How Exposure to Violence Has Increased Cyberbullying
Nov 04, 2016
Cyberbullying is a huge problem across the U.S. with more and more kids falling victim. Bullying is no longer restricted to the classroom and playground, but now with social media on iPhones and other mobile devices, kids are at risk of being bullied online at all times of the day or night.
We as parents are constantly on the lookout for ways to protect our kids from the negative impact of cyberbullying, but often feel at a loss when our kids become victims. Luckily there are things we can do to prevent cyberbullying like utilizing internet filters, restricting internet usage, and attempting to monitor social media accounts, but it can feel overwhelming especially when cyberbullying is being perpetuated in our society.

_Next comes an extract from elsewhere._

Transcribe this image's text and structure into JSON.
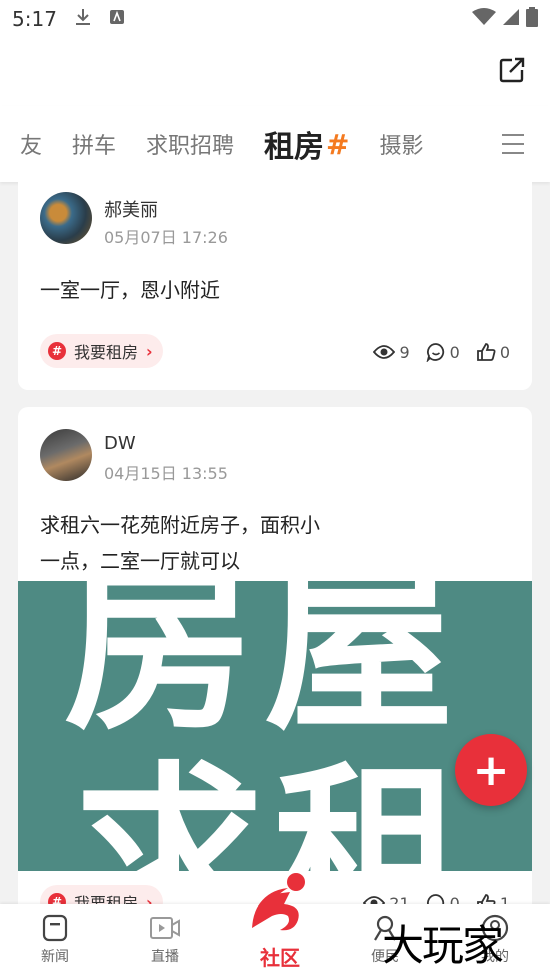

Recent studies have shown a link between violent media and an increase in cyberbullying across the country. We’ve long heard the correlation between videogames and aggression, but now that aggression is being shown through children picking on others, not just at school or in person, but also online. According to the Health Behavior in School-Age Children survey in the U.S., 13.6% of young people have been involved in cyberbullying in some way, whether as a victim or a perpetrator.
Kids who are regularly exposed to violent media including TV, news, and violent video games, are more likely to exhibit antisocial or violent behavior themselves. This often comes from a desire to imitate what they see or an overall desensitization of violence. Since youth learn from their surroundings, being consistently exposed to violent media has a strong influence over their learned social skills. If kids view violence all around them, they tend to resort to violent behavior in order to solve problems, this includes showing aggression online. The prevalence of cyberbullying in our society is leading to actual physical violence, depression, PTSD, and suicide among kids and teens.
While it's impossible to completely eradicate the risk of bullying for your children, there are ways to help prevent it. In our society, social media is a way of life and for many families, restricting its use completely isn’t an option, but there are ways to help protect your kids from bullying and online predators. Here are a few tips to help parents prevent cyberbullying:
- Add your kids on social media: By being Facebook friends or following your children on popular apps like Instagram and SnapChat, you can help regulate the content they are putting out in the world. Kids are less likely to put damaging or questionable images and comments online if they are worried their parents may see.
- Use online protection tools: Net Nanny has a number of internet filters and a tool specifically geared toward keeping kids safe from online predators and cyberbullying called Net Nanny Social. This feature gives parents access to their children’s social media accounts so they can monitor conversations and interactions with other kids and make sure bullying or inappropriate behavior is not taking place.
- Keep the computer in a communal space: iPhones and mobile devices make monitoring internet usage more difficult, but parents can help curb cyberbullying but keeping computers in a family space, rather than a bedroom. This makes it easier for parents to monitor online activity and kids are less likely to engage in dangerous online behavior while in the same room as their family members.
- Encourage open communication: Talk to your child about cyberbullying and online safety. Let them know that as soon as they feel they are being bullied or a person they know is the victim or bully, they can talk to you. The best way to avoid increased cyberbullying is by not engaging with the bully. If your child is being bullied online, keep communication open so they feel comfortable telling you and you can then step in to block the bully or guide your child on how to handle the situation.
Cyberbullying is a serious issue in our society and one that is increasing with violent media. The good news is there are tools designed to help parents protect their kids from this kind of abuse. Using internet filters, protection software, and educating ourselves on different forms of online communication, we can work to prevent our kids from becoming victims or engaging in bullying activity. It’s also important to encourage our kids to have healthy alternative hobbies to ingesting violent media. The more time kids spend playing with friends, interacting with family, and disconnecting from social media, the more likely they are to avoid engaging in cyberbullying.
Carli Leavitt is a public relations specialist and avid blogger who is passionate about the safety of children in the digital age. Follow her on Twitter @CarliLeavitt